The Festival takes place from June 20 to 30, 2013. For more information on shows, times and purchasing tickets, visit the Fringe Festival website.

Q&A: Interview with Jessica Ruano and Victoria Grove

thetrendtube footage of a Live Q&A on May 26th following a performance of ‘Sappho …in 9 fragments’ at The Rose, Bankside, hosted by Jo Webber, featuring director Jessica Ruano and actor Victoria Grove.

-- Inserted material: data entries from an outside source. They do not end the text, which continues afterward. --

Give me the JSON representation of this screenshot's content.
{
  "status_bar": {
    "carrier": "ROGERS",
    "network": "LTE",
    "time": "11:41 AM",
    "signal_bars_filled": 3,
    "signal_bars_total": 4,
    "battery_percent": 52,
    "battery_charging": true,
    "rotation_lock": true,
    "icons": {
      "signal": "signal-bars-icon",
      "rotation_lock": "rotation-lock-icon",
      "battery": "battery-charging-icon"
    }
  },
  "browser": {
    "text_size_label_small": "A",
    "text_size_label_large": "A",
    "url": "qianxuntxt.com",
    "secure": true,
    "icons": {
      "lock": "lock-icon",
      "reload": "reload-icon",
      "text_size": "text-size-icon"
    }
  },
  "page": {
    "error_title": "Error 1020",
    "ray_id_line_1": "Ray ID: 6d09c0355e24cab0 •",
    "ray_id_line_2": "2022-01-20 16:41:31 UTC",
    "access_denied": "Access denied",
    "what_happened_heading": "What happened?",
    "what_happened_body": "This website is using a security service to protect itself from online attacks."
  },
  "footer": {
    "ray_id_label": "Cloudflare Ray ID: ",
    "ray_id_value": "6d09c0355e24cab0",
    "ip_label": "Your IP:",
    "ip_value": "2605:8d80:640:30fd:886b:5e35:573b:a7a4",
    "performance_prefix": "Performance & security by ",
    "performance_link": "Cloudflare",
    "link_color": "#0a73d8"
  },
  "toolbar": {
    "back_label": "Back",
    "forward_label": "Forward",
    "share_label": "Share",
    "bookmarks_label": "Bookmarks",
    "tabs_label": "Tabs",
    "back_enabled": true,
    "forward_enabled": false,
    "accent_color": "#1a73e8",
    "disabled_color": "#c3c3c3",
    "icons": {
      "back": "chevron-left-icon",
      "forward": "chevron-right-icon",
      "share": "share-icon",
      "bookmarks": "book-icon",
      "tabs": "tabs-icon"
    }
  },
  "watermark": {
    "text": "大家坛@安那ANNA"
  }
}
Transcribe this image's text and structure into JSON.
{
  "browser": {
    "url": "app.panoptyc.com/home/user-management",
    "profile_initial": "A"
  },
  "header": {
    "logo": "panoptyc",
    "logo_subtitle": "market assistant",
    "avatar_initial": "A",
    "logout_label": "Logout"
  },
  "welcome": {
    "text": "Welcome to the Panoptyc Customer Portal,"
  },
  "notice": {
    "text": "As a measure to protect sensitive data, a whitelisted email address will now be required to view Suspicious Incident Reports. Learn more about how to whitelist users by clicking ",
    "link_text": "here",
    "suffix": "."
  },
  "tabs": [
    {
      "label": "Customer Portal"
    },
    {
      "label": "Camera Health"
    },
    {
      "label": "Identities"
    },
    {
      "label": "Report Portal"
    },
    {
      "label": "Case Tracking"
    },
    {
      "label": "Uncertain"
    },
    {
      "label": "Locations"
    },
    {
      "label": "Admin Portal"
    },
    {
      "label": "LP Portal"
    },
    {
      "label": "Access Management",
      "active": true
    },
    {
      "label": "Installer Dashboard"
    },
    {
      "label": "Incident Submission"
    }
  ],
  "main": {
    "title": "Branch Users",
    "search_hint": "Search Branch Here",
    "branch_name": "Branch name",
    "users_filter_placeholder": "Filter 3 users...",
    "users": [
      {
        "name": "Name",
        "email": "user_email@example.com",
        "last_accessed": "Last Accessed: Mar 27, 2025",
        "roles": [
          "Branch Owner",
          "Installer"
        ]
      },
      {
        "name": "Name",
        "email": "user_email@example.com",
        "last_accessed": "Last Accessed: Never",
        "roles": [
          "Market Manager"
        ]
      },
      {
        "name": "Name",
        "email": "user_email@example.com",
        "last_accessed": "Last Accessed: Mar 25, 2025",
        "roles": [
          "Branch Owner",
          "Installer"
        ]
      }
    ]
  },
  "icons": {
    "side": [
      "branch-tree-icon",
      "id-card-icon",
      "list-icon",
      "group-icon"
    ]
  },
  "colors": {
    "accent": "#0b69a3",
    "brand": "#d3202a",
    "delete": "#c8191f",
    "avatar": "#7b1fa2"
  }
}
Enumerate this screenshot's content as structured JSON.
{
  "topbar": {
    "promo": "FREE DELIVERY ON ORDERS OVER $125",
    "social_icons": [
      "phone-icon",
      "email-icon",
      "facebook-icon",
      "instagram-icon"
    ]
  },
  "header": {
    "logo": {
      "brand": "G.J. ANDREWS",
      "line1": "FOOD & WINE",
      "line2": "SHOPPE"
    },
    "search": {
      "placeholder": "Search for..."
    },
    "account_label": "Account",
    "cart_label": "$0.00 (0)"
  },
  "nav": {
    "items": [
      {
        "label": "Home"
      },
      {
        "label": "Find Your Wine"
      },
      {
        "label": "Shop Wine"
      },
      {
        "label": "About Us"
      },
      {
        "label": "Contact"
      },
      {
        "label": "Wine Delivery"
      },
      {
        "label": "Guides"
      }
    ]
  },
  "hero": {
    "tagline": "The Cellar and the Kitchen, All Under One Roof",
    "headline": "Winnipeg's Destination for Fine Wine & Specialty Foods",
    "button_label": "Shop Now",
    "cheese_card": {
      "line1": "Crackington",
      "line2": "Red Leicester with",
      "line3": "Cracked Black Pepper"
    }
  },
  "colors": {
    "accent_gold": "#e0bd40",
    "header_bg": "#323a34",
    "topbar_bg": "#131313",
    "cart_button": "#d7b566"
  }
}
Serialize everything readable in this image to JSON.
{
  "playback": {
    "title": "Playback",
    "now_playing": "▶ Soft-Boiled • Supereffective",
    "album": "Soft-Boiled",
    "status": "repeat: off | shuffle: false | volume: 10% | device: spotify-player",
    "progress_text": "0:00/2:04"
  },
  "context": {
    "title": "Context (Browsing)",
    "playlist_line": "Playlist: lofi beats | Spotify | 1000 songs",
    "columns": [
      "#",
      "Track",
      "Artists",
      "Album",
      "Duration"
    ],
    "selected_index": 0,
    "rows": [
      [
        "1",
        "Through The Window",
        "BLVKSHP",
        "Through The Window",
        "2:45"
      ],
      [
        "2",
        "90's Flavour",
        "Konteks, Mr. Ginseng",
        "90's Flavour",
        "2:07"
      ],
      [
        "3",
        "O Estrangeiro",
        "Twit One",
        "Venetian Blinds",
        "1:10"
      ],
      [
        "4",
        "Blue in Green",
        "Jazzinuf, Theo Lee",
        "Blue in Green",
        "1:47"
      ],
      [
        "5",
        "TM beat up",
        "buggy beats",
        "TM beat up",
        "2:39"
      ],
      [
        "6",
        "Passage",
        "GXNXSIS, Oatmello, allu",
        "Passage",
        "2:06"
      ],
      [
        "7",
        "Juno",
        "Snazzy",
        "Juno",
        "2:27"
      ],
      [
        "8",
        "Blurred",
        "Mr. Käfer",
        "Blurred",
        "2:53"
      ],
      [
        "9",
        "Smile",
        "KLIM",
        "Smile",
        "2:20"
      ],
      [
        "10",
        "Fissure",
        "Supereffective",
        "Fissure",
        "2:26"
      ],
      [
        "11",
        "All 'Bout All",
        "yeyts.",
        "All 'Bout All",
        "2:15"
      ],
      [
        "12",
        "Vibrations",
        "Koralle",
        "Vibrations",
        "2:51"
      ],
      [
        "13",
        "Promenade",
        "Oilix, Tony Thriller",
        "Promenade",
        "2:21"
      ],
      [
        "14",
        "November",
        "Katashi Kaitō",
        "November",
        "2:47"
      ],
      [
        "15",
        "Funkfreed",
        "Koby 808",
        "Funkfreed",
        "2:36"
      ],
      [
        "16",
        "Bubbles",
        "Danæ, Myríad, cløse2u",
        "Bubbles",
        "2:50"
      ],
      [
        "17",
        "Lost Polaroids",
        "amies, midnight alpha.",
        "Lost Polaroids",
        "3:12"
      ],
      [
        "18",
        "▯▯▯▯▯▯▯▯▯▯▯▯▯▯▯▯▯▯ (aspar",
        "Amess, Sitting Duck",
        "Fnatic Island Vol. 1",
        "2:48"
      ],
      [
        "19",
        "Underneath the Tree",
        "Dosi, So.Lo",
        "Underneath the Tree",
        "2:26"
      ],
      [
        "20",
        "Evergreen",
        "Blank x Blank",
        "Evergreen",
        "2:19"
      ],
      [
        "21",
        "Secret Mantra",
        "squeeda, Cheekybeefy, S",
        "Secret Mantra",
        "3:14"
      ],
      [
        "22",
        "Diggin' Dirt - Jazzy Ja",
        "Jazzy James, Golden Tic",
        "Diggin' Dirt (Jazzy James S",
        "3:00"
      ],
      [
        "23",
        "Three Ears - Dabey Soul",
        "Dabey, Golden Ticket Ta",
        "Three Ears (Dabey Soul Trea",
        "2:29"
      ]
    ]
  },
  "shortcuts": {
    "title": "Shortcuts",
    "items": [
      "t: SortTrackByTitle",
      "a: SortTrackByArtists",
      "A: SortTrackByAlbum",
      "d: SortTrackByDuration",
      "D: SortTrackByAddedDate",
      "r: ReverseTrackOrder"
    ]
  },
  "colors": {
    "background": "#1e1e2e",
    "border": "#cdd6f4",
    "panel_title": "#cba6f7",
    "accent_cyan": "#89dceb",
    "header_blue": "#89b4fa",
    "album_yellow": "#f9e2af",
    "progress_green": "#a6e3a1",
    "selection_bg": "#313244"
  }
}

Focusing on the representation of women in theatre and aspects of this production that tours Canada and plays at the Edinburgh Festival Fringe this summer.

REVIEW: One Stop Arts ★★★★

Piecing It Together: Sappho…in 9 fragments at The Rose

Sappho…in 9 fragments is a sensuous love letter to the poet Sappho, exploring her identity through the few fragments of her work which are left behind. The performance and staging is magnetic collaboration between actress Victoria Grove and Director Jessica Ruano not to be missed. At the Rose Theatre, Bankside.

Review by Veronica Aloess
24th May 2013
★★★★

The Rose Theatre is an archaeological site, where London’s first Bankside theatre was built in 1587. It’s strangely appropriate for this one woman play written by Jane Montgomery Griffiths. The echoes of history which reverberate through the barren building twist the fine thread Sappho treads between mythology and contemporary perceptions of the poet –teacher, mother, wife, lesbian, and so much more – by looking at how generations have labelled her and loved her. Sappho asks how her story can have ended, when it was lost?

The fragments the play’s title speaks of are the nine books of Sappho’s work that were lost, only partially accumulated in fragments; in fact only one poem of Sappho’s exists in its complete form.Sappho is about filling in the gaps, and whether we have the right to. The script does in fact quote from Six Fragments for Atthis by Sappho, which was assumedly inspiration for said character and a note of admiration from the playwright. Griffiths’ writing obviously takes a lot of influence from Sappho: daringly erotic lines which belong in the world of verse escape Sappho’s lips and dance around the set, lingering in the space and minds of the audience. Her script is sensuous enough to paint pictures where the sparse set cannot.

Victoria Grove is extraordinarily talented. She flips between playing Sappho’s many sides; and despite her surety, the sexually dominant way in which she exudes authority as a celebrity of her time, there is this schizophrenic frenzy in how she can travel the stage – hinting at her inability to define herself outside of the definitions she is given. Grove also plays Atthis, who narrates a much more chronological storyline between herself and a contemporary Sappho, a famous actress playing Phaedre. Atthis falls in love with her at her peril, tenderly discovering herself whilst Sappho remains lost. She is a symbol for the part Sappho’s work plays in modern day lives, particularly in the realm of lesbian literature and being comfortable with your sexuality.

Ana Ines Jabares’ set is a work of brilliance and transports Sappho from interesting to exciting. It’s quite simply an open cage, adorned with white sheets and ropes; like an adult climbing frame. It’s the most dexterous set I’ve ever seen, an absolute gift for Grove to play in. She literally swings from the set, reclines, and pulls gorgeous shapes which tell a story on an entirely different level. This set is used like a thrust stage, playing to three sides of the audience which Grove tries to balance, but it’s definitely a struggle with a solo performance. A little too often her back is facing the audience or, at the other end of the scale, she veers from side to side of the stage so often it’s dizzying and the narrative lacks focus.

There is the problem that without at least a little knowledge of Sappho, and I knew very little, that the play won’t prove satisfying to watch – as you’ll spend half of it working out what’s going on. The script itself doesn’t fill in the audience’s gaps, which is a problem in itself, but otherwise it’s an engaging play with electric performances and exciting staging from director Jessica Ruano. In the Rose Theatre space, it becomes something special.